Cavies are social animals that can struggle in extreme temperatures. They are also natural grazers that need to be eating hay or grass almost constantly to keep their teeth down to a healthy size.

1. Get Them a Friend

Guinea Pigs are social animals. In the wild, they live in groups of five to ten, and several groups can live in close proximity, which means that there might be dozens of Guinea Pigs in a single location. They rarely fight and they use the size of their group to help them survive.

three guinea pigs on a pink blanket
Image Credit: Jaroslaw Slodkiewicz, Unsplash

2. Avoid Extreme Conditions

Cavies do not tolerate extreme heat or extreme cold and they don’t do well in rain or snow. Generally, it is advised to keep Guinea Pigs indoors or, if they are being kept outdoors, ensure that they have an indoor area that is away from the wind and protected from rain. You may also need to add some kind of heating to keep your Piggies warm in the winter.

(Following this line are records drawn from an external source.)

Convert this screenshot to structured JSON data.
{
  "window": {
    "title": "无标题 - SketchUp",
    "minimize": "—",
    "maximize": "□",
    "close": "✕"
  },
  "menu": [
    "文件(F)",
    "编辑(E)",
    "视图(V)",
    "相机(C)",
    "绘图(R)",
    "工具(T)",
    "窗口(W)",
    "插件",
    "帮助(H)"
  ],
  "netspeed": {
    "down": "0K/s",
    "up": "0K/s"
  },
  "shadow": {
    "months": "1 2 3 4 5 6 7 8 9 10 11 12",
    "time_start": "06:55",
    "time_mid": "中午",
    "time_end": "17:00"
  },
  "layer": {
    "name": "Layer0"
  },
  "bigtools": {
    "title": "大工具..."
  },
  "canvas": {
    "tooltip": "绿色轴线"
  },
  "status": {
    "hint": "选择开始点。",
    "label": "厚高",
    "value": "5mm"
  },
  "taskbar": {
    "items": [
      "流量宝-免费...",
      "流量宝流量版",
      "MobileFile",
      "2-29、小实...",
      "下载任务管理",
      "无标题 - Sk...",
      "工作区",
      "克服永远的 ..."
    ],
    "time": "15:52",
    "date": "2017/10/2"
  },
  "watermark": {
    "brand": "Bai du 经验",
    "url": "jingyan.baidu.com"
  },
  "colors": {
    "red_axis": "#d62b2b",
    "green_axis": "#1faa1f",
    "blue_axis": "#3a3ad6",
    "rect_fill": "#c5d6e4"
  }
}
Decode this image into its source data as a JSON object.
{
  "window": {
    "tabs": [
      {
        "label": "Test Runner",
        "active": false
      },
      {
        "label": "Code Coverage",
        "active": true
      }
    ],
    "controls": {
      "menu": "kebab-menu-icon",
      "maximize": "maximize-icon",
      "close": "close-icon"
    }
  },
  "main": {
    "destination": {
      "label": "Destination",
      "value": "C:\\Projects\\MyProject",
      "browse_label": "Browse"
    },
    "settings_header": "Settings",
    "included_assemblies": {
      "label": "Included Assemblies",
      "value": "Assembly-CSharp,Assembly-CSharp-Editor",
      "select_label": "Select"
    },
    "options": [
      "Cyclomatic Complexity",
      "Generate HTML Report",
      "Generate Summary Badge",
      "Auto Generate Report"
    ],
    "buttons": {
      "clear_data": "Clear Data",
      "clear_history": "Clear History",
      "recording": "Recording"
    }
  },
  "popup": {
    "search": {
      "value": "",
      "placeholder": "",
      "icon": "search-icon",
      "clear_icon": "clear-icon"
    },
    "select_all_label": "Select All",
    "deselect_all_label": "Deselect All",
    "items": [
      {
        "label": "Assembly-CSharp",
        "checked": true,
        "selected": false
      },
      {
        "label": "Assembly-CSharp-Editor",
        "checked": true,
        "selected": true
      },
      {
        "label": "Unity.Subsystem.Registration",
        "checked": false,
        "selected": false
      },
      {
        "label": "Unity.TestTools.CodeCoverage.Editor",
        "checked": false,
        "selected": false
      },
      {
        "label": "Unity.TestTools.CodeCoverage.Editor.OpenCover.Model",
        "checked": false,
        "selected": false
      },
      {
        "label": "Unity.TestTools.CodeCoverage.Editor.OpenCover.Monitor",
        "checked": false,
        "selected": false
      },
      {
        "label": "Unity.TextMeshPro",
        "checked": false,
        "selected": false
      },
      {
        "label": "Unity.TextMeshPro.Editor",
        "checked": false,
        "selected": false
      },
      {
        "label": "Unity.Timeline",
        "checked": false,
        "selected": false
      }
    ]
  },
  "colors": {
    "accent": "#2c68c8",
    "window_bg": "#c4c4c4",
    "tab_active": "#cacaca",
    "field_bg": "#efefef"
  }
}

3. Ensure They Eat Enough Hay

As natural grazers, Guinea Pigs’ diets consist primarily of grass or hay. It might seem like a boring diet, but approximately 80% of their duet should be hay. Vegetables are fed to meet the other dietary requirements of the species and you may need to add vitamin C supplements because Guinea Pigs cannot synthesize vitamin C themselves.

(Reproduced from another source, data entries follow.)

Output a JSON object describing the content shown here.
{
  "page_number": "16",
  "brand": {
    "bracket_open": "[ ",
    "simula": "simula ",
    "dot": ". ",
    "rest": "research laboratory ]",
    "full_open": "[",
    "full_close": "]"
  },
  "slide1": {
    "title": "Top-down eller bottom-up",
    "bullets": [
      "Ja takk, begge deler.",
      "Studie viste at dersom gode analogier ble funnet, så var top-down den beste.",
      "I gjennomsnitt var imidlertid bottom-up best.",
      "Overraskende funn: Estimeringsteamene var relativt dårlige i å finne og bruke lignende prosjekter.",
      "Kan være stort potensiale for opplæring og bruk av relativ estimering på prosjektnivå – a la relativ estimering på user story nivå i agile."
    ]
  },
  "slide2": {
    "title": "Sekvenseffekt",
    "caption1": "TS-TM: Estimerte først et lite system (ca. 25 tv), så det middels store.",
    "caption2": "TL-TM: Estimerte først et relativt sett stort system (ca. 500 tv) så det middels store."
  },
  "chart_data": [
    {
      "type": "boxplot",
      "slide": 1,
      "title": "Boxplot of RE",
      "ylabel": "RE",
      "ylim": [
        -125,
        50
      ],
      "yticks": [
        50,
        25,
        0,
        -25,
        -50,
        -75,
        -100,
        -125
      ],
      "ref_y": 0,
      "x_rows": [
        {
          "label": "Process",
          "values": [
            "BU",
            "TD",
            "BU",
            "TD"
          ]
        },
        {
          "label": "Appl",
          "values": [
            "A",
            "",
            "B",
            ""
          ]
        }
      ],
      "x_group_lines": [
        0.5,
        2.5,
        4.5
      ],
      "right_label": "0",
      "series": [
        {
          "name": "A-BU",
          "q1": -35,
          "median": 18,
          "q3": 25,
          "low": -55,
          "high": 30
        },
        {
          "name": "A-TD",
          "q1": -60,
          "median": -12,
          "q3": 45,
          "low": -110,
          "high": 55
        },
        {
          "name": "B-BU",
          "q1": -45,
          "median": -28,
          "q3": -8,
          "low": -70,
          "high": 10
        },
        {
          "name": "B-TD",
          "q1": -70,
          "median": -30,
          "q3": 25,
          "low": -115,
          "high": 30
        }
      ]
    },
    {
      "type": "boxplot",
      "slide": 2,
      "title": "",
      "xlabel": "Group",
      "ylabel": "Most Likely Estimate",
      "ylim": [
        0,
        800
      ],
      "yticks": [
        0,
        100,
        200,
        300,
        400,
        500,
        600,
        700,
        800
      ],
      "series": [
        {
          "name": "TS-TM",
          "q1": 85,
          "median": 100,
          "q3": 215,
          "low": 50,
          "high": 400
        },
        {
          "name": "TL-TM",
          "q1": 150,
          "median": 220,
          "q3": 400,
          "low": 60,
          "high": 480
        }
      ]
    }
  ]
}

cute guinea pig eating hay
Image Credit: Thiago Janoni, Shutterstock

4. Check Teeth Often

As well as providing fiber, the hay or grass your Guinea Pig eats helps in another important way. Cavies grind at the food source, which helps to grind down their teeth. Guinea Pig teeth never stop growing and if yours doesn’t naturally grind its teeth down to a reasonable level, you will have to visit a vet and have the teeth cut this way.

Divider Guinea Pig


Guinea Pigs make great pets. They are social, accept handling over time, and are active up to 20 hours a day, which should give you plenty of opportunity to form a close bond with your Cavie. Cavies do not have periods and if your Guinea Pig is bleeding, it is not a good sign, so you should consult a veterinarian immediately so that they can advise the best course of action.

Featured Image Credit: Pernille Westh, Shutterstock

Related Articles

Further Reading

Vet Articles

Latest Vet Answers

The latest veterinarians' answers to questions from our database